UNDER WHICH GROUNDS THE COURT CAN REJECT THE PETITION
The petition filed for restitution of conjugal rights can be rejected by the court on the following grounds:
Ø Cruelty by the husband/wife
Ø If the petitioner is found guilty of misconduct
Ø Failure to perform the marital obligations
CONSTITUTIONAL VALIDITY OF SECTION 9
Sometimes the decree given in favour of the husband under section 9 of the Hindu Marriage Act, 1955 may affect the wife from her personal liberty. The question here is whether the section 9 of this act violates the Article 14 & article 21 of the Indian constitution, 1950. This issue was dealt in the famous leading case T.Sareetha v. T. VenkataSubbiah[iii][AIR 1983 A.P 356]The facts of the case is sareetha a famous film star of south Indian industry got married to petitioner (venkatasubbiah) after some days she went back to her parental home madras and remained there. Venkatasubbiah filed the petition under section 9 of the Hindu Marriage Act, 1955 in the trial court .The trial court granted the decree in favour of the husband. On the appeal the A.P high court cancelled the relief granted by the trial court stating that the section 9 of the above Act violates the right to personal liberty and privacy by compelling her wife to have sexual intercourses against her will. Hence the petition filed by the husband under section 9 of the Hindu Marriage Act was dismissed.

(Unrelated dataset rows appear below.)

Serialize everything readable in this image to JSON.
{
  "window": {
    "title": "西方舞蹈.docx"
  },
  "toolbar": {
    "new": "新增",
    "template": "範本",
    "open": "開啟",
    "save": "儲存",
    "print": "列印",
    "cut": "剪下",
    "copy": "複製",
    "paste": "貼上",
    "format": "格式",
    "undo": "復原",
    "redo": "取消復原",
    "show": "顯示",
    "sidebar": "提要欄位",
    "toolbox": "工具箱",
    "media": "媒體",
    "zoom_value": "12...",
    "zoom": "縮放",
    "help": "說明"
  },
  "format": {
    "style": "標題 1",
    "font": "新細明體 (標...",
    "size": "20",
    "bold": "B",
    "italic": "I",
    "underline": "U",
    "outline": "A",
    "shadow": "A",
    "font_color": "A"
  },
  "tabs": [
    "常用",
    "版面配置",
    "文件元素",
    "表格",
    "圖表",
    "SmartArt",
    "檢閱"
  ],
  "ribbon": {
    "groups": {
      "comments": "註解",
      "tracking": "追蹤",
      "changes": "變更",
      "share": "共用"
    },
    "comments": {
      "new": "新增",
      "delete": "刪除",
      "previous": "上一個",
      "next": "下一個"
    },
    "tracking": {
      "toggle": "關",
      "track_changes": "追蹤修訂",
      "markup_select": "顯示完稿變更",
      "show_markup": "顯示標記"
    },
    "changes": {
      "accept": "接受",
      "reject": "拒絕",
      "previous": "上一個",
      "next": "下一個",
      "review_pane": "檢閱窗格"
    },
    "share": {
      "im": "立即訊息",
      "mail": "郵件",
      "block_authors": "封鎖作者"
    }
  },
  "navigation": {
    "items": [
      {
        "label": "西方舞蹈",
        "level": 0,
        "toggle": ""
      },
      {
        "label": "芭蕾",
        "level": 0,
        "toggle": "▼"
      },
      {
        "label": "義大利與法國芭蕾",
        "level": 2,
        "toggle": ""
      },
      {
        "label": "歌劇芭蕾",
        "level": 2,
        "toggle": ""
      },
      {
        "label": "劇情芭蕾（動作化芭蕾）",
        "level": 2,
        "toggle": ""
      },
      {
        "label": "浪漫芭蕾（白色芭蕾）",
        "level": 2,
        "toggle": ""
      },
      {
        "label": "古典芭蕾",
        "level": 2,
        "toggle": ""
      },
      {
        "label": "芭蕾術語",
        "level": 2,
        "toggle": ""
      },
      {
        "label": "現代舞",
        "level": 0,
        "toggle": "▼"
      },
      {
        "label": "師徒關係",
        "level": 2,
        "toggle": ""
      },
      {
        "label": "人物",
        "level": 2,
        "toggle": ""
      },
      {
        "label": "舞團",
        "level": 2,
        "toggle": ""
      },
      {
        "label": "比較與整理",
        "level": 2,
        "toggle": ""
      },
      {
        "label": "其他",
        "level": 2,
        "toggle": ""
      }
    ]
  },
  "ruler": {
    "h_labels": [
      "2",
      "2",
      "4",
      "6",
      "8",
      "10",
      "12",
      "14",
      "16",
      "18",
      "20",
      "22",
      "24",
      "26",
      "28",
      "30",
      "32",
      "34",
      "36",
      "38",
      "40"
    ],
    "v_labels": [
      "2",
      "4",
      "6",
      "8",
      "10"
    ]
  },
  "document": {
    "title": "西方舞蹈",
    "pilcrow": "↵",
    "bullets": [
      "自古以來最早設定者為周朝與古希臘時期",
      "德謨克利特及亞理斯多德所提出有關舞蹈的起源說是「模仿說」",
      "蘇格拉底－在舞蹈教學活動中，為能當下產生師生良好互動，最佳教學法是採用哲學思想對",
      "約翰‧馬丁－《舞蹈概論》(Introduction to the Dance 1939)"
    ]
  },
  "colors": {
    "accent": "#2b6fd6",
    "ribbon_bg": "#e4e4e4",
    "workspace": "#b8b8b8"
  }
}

The decision of A.P high court in Sareetha’s case was held invalid and the constitutional validity of section 9 was declared in the Delhi high court in the case of Harvinderkaur v.Harminder Singh[iv][AIR 1984 DEL . 66].The facts of this case is similar to the facts of sareetha case. The husband filed a petition under the section 9 of the Hindu marriage act, 1955 seeking for remedy restitution of conjugal rights. The wife (respondent) opposed the petition filed by her husband with decision of A.P high court in sareetha’s case. But the Delhi high court reversed the decision of the A.P high court and declared that section 9 of the Hindu Marriage Act, 1955 does not violate the article 21 of the Indian constitution,1950 and granted a decree in favour of the petitioner.

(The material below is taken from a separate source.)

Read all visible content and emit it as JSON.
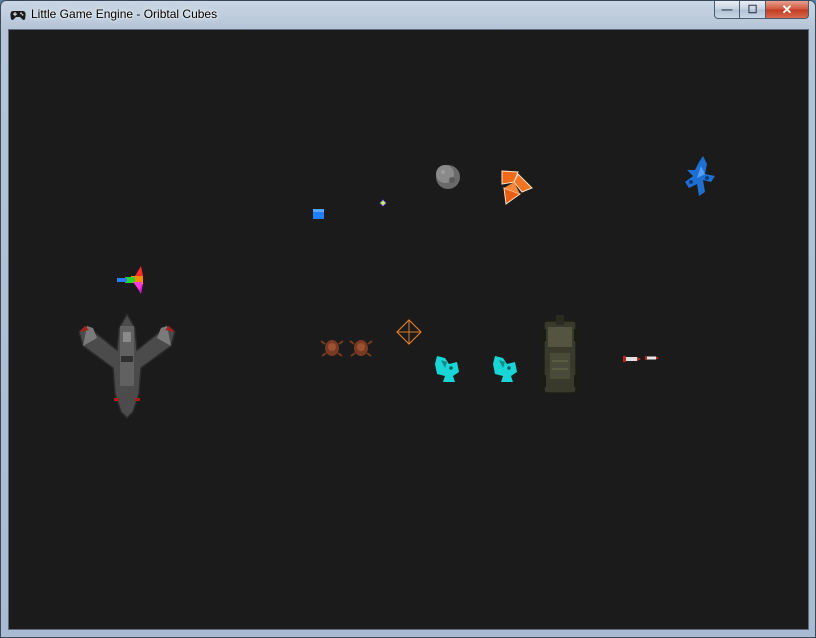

The conflict for the constitutional validity of section 9 of the Hindu Marriage Act, 1955 was finally resolved by the supreme court in the case of Saroj Rani v. Sudharshankumar[v][AIR 1984 SC 1562] the supreme court over ruled the decision of the A.P high court in Sareetha case and favouring the decision of Delhi high court and held that remedy under section 9 of this act is a protective key to preserve the marriage and clear the disputes which arise between the married couples. So section 9 of the Hindu Marriage Act, 1950 is not violative in nature.
The remedy for the restitution of conjugal rights preserves the concept of marriage and not causing any distruptions like divorce or judicial separation. But still there exist an inequality, where husband /wife are compelled to live together without their will. You can only take the cow near the water. But you cannot force that cow to drink that water. It is the recognition of marital right of the legally married couples. Restitution of conjugal rights creates an opportunity to reconstitute a married life which was started fading because of tiny misunderstandings.